--- Entries shown Enclosed Below ---
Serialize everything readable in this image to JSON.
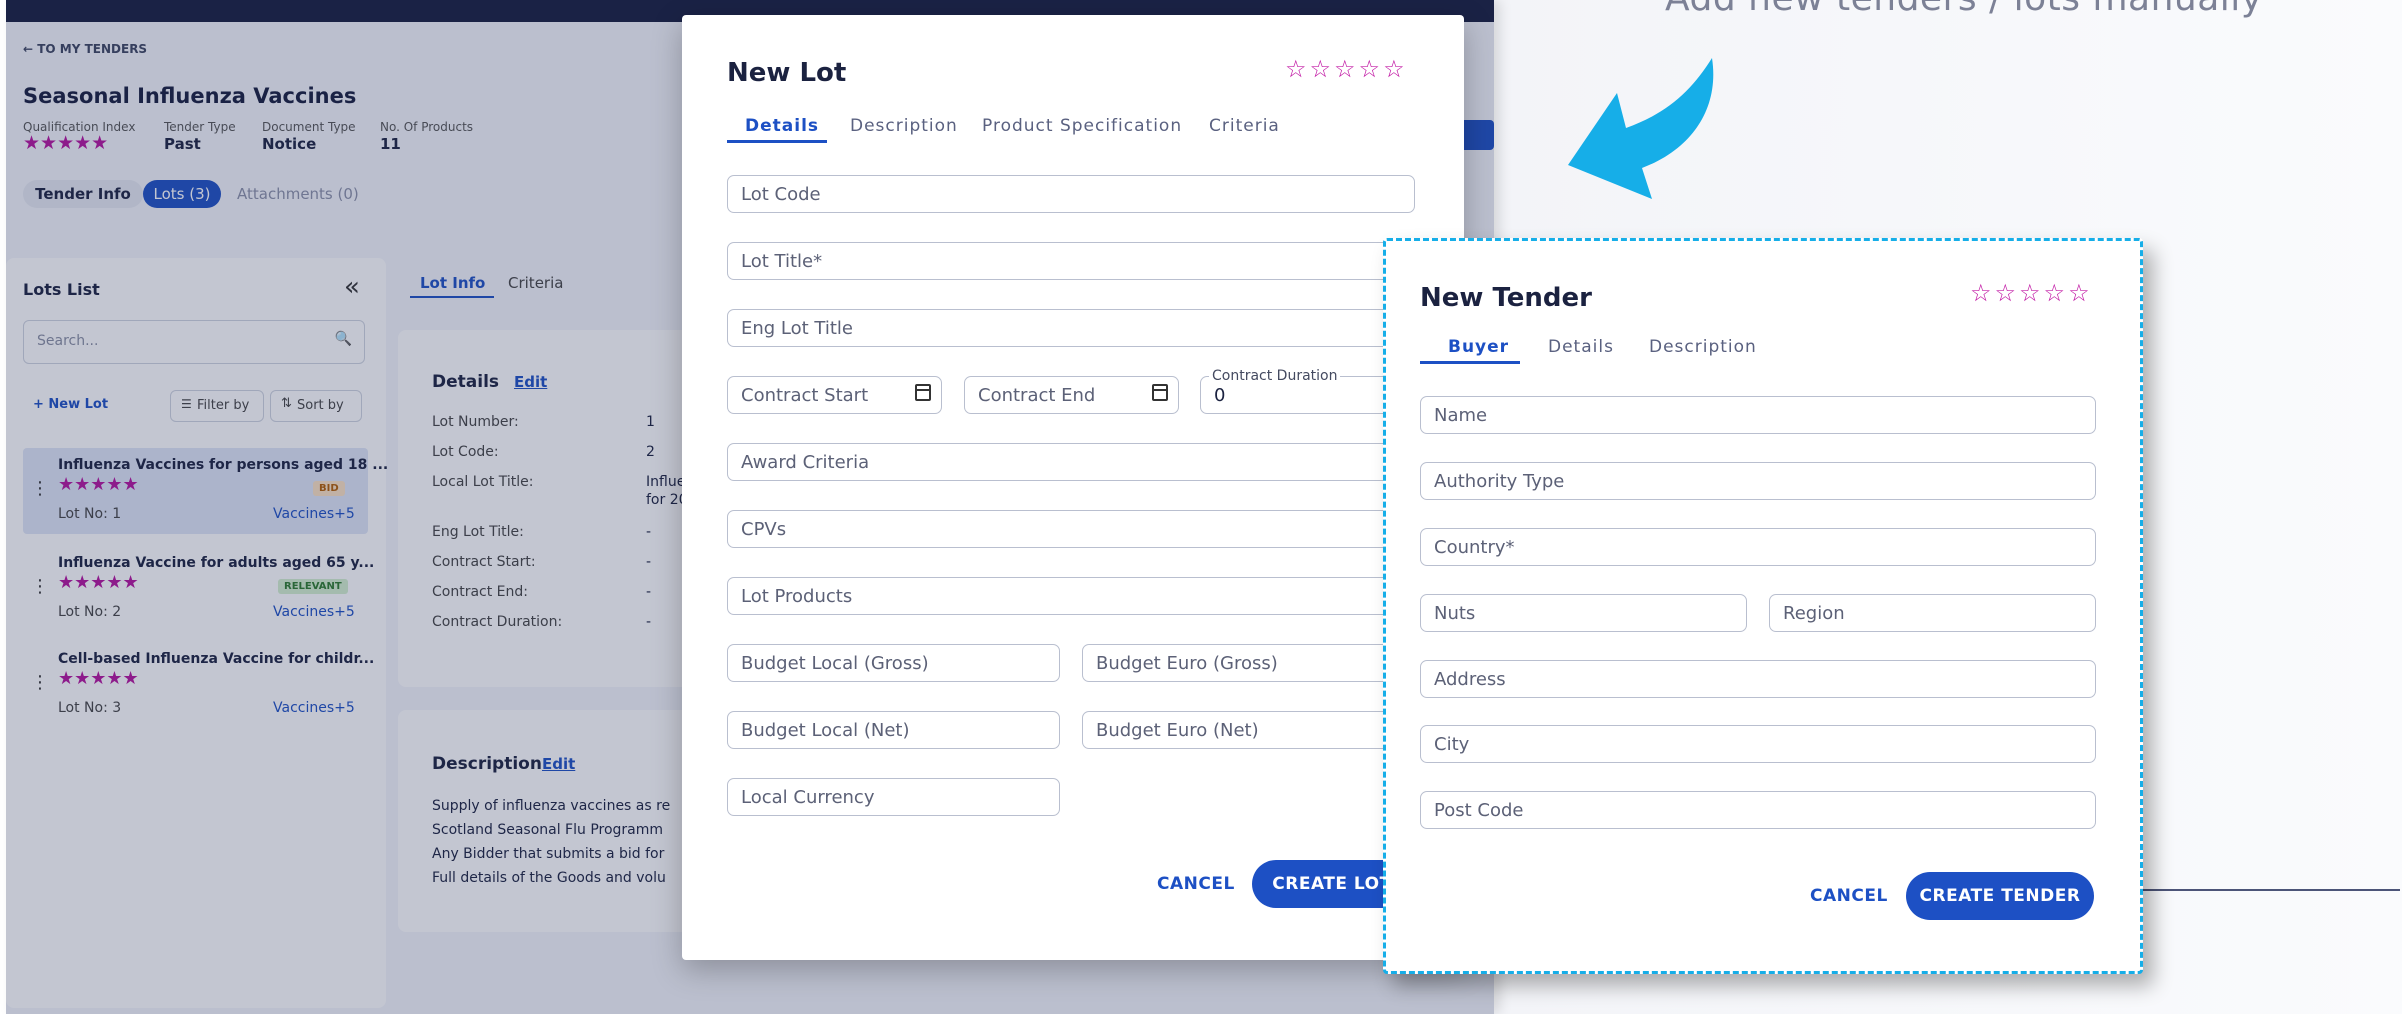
{
  "caption": "Add new tenders / lots  manually",
  "app": {
    "back_link": "TO MY TENDERS",
    "title": "Seasonal Influenza Vaccines",
    "meta": [
      {
        "label": "Qualification Index",
        "value": "★★★★★"
      },
      {
        "label": "Tender Type",
        "value": "Past"
      },
      {
        "label": "Document Type",
        "value": "Notice"
      },
      {
        "label": "No. Of Products",
        "value": "11"
      }
    ],
    "tabs": [
      "Tender Info",
      "Lots (3)",
      "Attachments (0)"
    ],
    "lots_list": {
      "heading": "Lots List",
      "collapse_icon": "double-chevron-left-icon",
      "search_placeholder": "Search...",
      "new_lot": "+ New Lot",
      "filter": "Filter by",
      "sort": "Sort by",
      "items": [
        {
          "title": "Influenza Vaccines for persons aged 18 ...",
          "stars": "★★★★★",
          "badge": "BID",
          "lot_no": "Lot No: 1",
          "link": "Vaccines+5"
        },
        {
          "title": "Influenza Vaccine for adults aged 65 y...",
          "stars": "★★★★★",
          "badge": "RELEVANT",
          "lot_no": "Lot No: 2",
          "link": "Vaccines+5"
        },
        {
          "title": "Cell-based Influenza Vaccine for childr...",
          "stars": "★★★★★",
          "badge": "",
          "lot_no": "Lot No: 3",
          "link": "Vaccines+5"
        }
      ]
    },
    "detail_tabs": [
      "Lot Info",
      "Criteria"
    ],
    "details": {
      "heading": "Details",
      "edit": "Edit",
      "rows": [
        {
          "label": "Lot Number:",
          "value": "1"
        },
        {
          "label": "Lot Code:",
          "value": "2"
        },
        {
          "label": "Local Lot Title:",
          "value": "Influe"
        },
        {
          "label": "",
          "value": "for 20"
        },
        {
          "label": "Eng Lot Title:",
          "value": "-"
        },
        {
          "label": "Contract Start:",
          "value": "-"
        },
        {
          "label": "Contract End:",
          "value": "-"
        },
        {
          "label": "Contract Duration:",
          "value": "-"
        }
      ]
    },
    "description": {
      "heading": "Description",
      "edit": "Edit",
      "lines": [
        "Supply of influenza vaccines as re",
        "Scotland Seasonal Flu Programm",
        "Any Bidder that submits a bid for",
        "Full details of the Goods and volu"
      ]
    }
  },
  "new_lot": {
    "title": "New Lot",
    "stars": "☆☆☆☆☆",
    "tabs": [
      "Details",
      "Description",
      "Product Specification",
      "Criteria"
    ],
    "fields": {
      "lot_code": "Lot Code",
      "lot_title": "Lot Title*",
      "eng_lot_title": "Eng Lot Title",
      "contract_start": "Contract Start",
      "contract_end": "Contract End",
      "contract_duration_label": "Contract Duration",
      "contract_duration_value": "0",
      "award_criteria": "Award Criteria",
      "cpvs": "CPVs",
      "lot_products": "Lot Products",
      "budget_local_gross": "Budget Local (Gross)",
      "budget_euro_gross": "Budget Euro (Gross)",
      "budget_local_net": "Budget Local (Net)",
      "budget_euro_net": "Budget Euro (Net)",
      "local_currency": "Local Currency"
    },
    "cancel": "CANCEL",
    "create": "CREATE LOT"
  },
  "new_tender": {
    "title": "New Tender",
    "stars": "☆☆☆☆☆",
    "tabs": [
      "Buyer",
      "Details",
      "Description"
    ],
    "fields": {
      "name": "Name",
      "authority_type": "Authority Type",
      "country": "Country*",
      "nuts": "Nuts",
      "region": "Region",
      "address": "Address",
      "city": "City",
      "post_code": "Post Code"
    },
    "cancel": "CANCEL",
    "create": "CREATE TENDER"
  },
  "colors": {
    "accent": "#1d50c4",
    "star": "#c21aa5",
    "callout": "#16aee8",
    "navy": "#151c3d"
  }
}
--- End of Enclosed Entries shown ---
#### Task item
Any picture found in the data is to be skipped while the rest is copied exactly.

#### Answer to this task
Serialize everything readable in this image to JSON.
{
  "caption": "Add new tenders / lots  manually",
  "app": {
    "back_link": "TO MY TENDERS",
    "title": "Seasonal Influenza Vaccines",
    "meta": [
      {
        "label": "Qualification Index",
        "value": "★★★★★"
      },
      {
        "label": "Tender Type",
        "value": "Past"
      },
      {
        "label": "Document Type",
        "value": "Notice"
      },
      {
        "label": "No. Of Products",
        "value": "11"
      }
    ],
    "tabs": [
      "Tender Info",
      "Lots (3)",
      "Attachments (0)"
    ],
    "lots_list": {
      "heading": "Lots List",
      "collapse_icon": "double-chevron-left-icon",
      "search_placeholder": "Search...",
      "new_lot": "+ New Lot",
      "filter": "Filter by",
      "sort": "Sort by",
      "items": [
        {
          "title": "Influenza Vaccines for persons aged 18 ...",
          "stars": "★★★★★",
          "badge": "BID",
          "lot_no": "Lot No: 1",
          "link": "Vaccines+5"
        },
        {
          "title": "Influenza Vaccine for adults aged 65 y...",
          "stars": "★★★★★",
          "badge": "RELEVANT",
          "lot_no": "Lot No: 2",
          "link": "Vaccines+5"
        },
        {
          "title": "Cell-based Influenza Vaccine for childr...",
          "stars": "★★★★★",
          "badge": "",
          "lot_no": "Lot No: 3",
          "link": "Vaccines+5"
        }
      ]
    },
    "detail_tabs": [
      "Lot Info",
      "Criteria"
    ],
    "details": {
      "heading": "Details",
      "edit": "Edit",
      "rows": [
        {
          "label": "Lot Number:",
          "value": "1"
        },
        {
          "label": "Lot Code:",
          "value": "2"
        },
        {
          "label": "Local Lot Title:",
          "value": "Influe"
        },
        {
          "label": "",
          "value": "for 20"
        },
        {
          "label": "Eng Lot Title:",
          "value": "-"
        },
        {
          "label": "Contract Start:",
          "value": "-"
        },
        {
          "label": "Contract End:",
          "value": "-"
        },
        {
          "label": "Contract Duration:",
          "value": "-"
        }
      ]
    },
    "description": {
      "heading": "Description",
      "edit": "Edit",
      "lines": [
        "Supply of influenza vaccines as re",
        "Scotland Seasonal Flu Programm",
        "Any Bidder that submits a bid for",
        "Full details of the Goods and volu"
      ]
    }
  },
  "new_lot": {
    "title": "New Lot",
    "stars": "☆☆☆☆☆",
    "tabs": [
      "Details",
      "Description",
      "Product Specification",
      "Criteria"
    ],
    "fields": {
      "lot_code": "Lot Code",
      "lot_title": "Lot Title*",
      "eng_lot_title": "Eng Lot Title",
      "contract_start": "Contract Start",
      "contract_end": "Contract End",
      "contract_duration_label": "Contract Duration",
      "contract_duration_value": "0",
      "award_criteria": "Award Criteria",
      "cpvs": "CPVs",
      "lot_products": "Lot Products",
      "budget_local_gross": "Budget Local (Gross)",
      "budget_euro_gross": "Budget Euro (Gross)",
      "budget_local_net": "Budget Local (Net)",
      "budget_euro_net": "Budget Euro (Net)",
      "local_currency": "Local Currency"
    },
    "cancel": "CANCEL",
    "create": "CREATE LOT"
  },
  "new_tender": {
    "title": "New Tender",
    "stars": "☆☆☆☆☆",
    "tabs": [
      "Buyer",
      "Details",
      "Description"
    ],
    "fields": {
      "name": "Name",
      "authority_type": "Authority Type",
      "country": "Country*",
      "nuts": "Nuts",
      "region": "Region",
      "address": "Address",
      "city": "City",
      "post_code": "Post Code"
    },
    "cancel": "CANCEL",
    "create": "CREATE TENDER"
  },
  "colors": {
    "accent": "#1d50c4",
    "star": "#c21aa5",
    "callout": "#16aee8",
    "navy": "#151c3d"
  }
}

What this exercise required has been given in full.